While the lascars and the Indian soldiers’ care were undoubtedly noble causes, the greatest cause she took on was on female suffrage.

Anand documents the suffragette movement and Sophia’s incredible role in it beautifully.

She describes how Sophia battled against the British in a most principled manner while they tried every dirty trick in the book to undermine her efforts, disillusion her and eventually bury her name for fear that anyone should credit the Sikh Princess for being a part of female empowerment in Britian or in India where Gandhi was inspired and influenced by the suffragette movement.

Tragically, even in the subcontinent Princess Sophia’s name is nowhere to be seen amongst feminists whether in India or Pakistan.

“Sophia was born to be an outsider. The British just wanted to bury her role. The last thing they wanted their colony to know was that an upstart Punjabi princess defied them in their own land. She might have caused an uprising.”

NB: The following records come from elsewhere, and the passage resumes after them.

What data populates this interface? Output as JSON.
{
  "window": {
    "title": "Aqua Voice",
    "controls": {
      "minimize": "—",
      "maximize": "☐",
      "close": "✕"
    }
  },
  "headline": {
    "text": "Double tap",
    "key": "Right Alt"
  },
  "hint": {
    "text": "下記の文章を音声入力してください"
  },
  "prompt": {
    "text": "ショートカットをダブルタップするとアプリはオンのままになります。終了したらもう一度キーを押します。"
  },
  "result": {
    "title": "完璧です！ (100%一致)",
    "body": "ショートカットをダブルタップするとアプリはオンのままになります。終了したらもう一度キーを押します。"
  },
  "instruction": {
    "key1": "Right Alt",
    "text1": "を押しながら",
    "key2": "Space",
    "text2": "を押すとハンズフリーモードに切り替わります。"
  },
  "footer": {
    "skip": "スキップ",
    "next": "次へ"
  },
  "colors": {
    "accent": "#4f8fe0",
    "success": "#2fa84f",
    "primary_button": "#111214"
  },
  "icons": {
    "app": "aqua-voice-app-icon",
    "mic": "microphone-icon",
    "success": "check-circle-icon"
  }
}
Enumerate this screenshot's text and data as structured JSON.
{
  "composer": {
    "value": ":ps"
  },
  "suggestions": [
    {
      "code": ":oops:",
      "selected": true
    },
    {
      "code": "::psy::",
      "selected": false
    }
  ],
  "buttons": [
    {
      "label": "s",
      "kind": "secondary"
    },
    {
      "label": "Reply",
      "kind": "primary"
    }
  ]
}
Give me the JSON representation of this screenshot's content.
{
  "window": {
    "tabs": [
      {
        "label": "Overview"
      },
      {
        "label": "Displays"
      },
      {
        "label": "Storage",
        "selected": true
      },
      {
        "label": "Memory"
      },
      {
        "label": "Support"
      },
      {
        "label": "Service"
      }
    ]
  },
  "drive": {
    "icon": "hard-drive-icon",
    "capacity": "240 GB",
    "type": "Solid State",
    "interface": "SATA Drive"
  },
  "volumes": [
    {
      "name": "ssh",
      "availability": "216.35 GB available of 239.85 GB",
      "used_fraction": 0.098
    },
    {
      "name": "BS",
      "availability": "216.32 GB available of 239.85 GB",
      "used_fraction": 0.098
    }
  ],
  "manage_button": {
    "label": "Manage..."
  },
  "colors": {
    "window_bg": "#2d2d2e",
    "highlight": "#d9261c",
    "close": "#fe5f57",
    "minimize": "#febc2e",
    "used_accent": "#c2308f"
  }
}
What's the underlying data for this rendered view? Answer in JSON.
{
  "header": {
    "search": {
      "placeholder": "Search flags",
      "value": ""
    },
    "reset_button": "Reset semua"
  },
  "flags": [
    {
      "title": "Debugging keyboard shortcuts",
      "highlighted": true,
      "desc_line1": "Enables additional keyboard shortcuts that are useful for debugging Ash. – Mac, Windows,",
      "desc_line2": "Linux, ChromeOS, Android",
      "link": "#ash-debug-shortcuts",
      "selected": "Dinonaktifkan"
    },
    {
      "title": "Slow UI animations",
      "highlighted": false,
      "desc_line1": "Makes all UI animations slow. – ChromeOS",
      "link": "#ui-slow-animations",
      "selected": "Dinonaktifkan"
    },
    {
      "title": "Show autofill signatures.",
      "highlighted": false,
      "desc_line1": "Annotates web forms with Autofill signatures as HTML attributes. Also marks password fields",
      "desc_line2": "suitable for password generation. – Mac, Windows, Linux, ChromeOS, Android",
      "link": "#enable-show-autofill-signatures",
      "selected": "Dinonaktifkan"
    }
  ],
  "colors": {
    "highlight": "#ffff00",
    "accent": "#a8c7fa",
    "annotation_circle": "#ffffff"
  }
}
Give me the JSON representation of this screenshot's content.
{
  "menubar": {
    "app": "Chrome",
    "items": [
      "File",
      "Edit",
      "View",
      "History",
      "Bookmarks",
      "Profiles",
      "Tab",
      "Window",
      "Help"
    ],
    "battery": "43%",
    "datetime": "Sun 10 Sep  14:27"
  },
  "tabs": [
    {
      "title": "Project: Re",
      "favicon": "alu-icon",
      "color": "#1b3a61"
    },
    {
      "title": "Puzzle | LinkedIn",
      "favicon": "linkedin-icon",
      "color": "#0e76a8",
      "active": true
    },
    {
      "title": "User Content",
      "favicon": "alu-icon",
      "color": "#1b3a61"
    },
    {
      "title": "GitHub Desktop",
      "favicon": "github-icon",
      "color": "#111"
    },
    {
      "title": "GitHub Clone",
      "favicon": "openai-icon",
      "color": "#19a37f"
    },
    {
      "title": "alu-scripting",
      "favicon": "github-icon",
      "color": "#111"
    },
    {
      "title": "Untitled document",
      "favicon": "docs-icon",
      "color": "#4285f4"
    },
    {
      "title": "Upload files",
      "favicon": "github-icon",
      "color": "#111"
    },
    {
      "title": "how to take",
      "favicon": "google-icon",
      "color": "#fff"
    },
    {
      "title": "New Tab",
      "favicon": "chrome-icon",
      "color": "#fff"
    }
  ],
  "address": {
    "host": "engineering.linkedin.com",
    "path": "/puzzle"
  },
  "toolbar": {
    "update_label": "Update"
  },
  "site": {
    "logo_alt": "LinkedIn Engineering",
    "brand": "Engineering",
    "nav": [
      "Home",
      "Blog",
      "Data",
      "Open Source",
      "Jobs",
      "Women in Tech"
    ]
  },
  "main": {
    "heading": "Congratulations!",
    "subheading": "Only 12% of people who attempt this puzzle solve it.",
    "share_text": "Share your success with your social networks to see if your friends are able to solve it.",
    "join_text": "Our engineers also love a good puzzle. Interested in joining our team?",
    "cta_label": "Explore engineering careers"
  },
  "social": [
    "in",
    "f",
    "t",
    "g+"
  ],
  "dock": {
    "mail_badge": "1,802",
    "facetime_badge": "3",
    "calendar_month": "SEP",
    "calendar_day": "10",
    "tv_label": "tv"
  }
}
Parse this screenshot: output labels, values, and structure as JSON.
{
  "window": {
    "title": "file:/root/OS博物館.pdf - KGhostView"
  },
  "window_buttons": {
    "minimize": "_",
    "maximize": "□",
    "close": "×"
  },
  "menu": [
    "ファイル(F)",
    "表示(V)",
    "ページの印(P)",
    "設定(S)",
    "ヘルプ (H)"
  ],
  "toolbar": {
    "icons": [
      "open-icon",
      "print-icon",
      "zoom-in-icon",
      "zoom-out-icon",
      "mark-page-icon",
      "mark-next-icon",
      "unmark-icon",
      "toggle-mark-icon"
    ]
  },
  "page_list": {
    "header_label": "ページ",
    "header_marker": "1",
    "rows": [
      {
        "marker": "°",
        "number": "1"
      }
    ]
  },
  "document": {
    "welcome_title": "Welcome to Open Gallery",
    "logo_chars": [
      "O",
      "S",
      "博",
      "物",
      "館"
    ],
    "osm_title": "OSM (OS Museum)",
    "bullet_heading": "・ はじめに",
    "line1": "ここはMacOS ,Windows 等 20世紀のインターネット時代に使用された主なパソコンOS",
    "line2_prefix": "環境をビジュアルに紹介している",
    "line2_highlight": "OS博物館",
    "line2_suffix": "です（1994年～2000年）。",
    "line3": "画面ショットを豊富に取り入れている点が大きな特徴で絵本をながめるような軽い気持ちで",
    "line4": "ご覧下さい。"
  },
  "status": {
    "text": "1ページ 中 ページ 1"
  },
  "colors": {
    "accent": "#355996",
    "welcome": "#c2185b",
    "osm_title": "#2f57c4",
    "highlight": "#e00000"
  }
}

Years before, it was Duleep Singh who had tried to start an uprising with an army through Russia and Afghanistan and failed.

The nationalists and freedom fighters of India including Gandhi and Jinnah never acknowledged Sophia’s role despite her being politically active before any other Indian woman for freedom and human rights.

According to Anand, “Gandhi mentions only a handful of people including the female poetess, Sarojini Naidu. Although inspired by the suffragettes, he divorced them spiritually due to their violent tactics. Neither Gandhi nor Jinnah had time for royals and less so for those who weren’t really properly connected to new India.”

The fact that this Princess who could have opted for a lavish life risked everything for female equality went completely unnoticed.

Despite her fight against the British for the betterment of poor Indians on British soil and universal female empowerment, Sophia retained Britain as her home unlike her sisters. Even though she visited Lahore, she still felt more at home in Britain most probably because she felt ‘needed’ there.

“Britain was her home. She felt most useful when she was doing something and Britain gave her the time and opportunity to take up causes. When she had nothing to do she felt sad and lonely.”

One could be forgiven for thinking why didn’t she take up her father’s cause to reclaim the Sikh Kingdom or at least ask for the Koh-i-Noor from her godmother. “Unlike Bamba who fought for recognition as Maharani of Punjab, for Sophia the matter was done and dusted.

As far as she was concerned he [Duleep Singh] had lost everything, dying broken and alone. The family also had a lot more to deal with than the loss of the Koh-i-Noor. Sophia just didn’t give a toss.”

Sophia is a crucial part of British and Punjabi history and culture and she must be recognised as such. She alone personified the entire family and rose out of tragedy after tragedy in the utmost dignified form.

“She became most like Ranjit Singh. He was secular, choosing not to destroy mosques or other places of religious worship. She believed in the equality of all people. She was also much like Jindan, her grandmother, who openly defied the British, much to her cost.”

Anita Anand cannot be credited enough for writing about Princess Sophia. It is time Princess Sophia be given credit too.